Website and app data records:
•••••

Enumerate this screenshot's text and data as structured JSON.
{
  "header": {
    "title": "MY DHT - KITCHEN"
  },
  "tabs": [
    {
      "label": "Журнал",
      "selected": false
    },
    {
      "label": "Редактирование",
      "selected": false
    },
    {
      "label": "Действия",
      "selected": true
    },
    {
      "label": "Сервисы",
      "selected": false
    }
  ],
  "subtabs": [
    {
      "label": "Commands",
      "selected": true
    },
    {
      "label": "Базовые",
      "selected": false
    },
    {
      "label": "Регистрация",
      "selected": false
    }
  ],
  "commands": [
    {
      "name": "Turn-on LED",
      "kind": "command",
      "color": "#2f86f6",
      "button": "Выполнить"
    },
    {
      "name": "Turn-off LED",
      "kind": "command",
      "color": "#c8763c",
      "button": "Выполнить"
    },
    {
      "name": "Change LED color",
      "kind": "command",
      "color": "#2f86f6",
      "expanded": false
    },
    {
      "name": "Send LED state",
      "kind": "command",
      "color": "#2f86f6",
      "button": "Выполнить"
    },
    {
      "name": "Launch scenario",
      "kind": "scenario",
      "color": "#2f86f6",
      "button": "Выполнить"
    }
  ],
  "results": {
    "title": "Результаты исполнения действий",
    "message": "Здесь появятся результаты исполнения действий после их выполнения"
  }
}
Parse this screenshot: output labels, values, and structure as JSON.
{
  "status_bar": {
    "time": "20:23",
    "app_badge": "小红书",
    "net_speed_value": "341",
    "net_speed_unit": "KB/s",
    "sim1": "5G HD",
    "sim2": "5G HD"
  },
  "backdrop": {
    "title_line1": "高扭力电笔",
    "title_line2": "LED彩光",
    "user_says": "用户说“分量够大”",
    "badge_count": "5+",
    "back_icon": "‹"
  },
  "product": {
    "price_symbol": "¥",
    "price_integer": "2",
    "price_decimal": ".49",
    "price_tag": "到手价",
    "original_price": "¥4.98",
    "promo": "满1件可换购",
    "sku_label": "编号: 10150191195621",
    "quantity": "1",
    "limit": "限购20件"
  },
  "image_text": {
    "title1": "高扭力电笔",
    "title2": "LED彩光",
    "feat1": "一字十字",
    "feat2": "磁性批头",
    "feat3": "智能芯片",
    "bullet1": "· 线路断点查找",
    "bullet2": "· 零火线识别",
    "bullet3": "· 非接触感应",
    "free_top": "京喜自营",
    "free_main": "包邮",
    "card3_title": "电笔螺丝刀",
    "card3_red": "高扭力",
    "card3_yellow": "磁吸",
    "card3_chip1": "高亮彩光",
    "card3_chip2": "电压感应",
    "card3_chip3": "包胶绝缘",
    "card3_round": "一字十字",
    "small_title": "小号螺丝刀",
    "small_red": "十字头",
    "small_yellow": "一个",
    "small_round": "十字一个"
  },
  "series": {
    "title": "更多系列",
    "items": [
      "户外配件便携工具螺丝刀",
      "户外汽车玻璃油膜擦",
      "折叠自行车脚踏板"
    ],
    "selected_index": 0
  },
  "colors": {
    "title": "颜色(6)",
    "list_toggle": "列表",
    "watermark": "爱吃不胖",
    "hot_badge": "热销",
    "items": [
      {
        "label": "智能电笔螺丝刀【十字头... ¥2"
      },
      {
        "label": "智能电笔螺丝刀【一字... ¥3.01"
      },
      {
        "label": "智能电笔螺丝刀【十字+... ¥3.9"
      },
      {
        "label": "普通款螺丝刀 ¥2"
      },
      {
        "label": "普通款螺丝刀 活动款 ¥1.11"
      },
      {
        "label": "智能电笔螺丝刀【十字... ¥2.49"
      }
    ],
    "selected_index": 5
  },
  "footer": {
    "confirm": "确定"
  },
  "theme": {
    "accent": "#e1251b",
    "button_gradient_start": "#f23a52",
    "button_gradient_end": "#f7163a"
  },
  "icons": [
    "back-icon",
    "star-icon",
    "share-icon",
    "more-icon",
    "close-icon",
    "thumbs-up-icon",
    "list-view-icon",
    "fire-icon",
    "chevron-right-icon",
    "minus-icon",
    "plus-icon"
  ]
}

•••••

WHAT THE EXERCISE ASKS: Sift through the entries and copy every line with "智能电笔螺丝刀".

EXERCISE ANSWER:
        "label": "智能电笔螺丝刀【十字头... ¥2"
        "label": "智能电笔螺丝刀【一字... ¥3.01"
        "label": "智能电笔螺丝刀【十字+... ¥3.9"
        "label": "智能电笔螺丝刀【十字... ¥2.49"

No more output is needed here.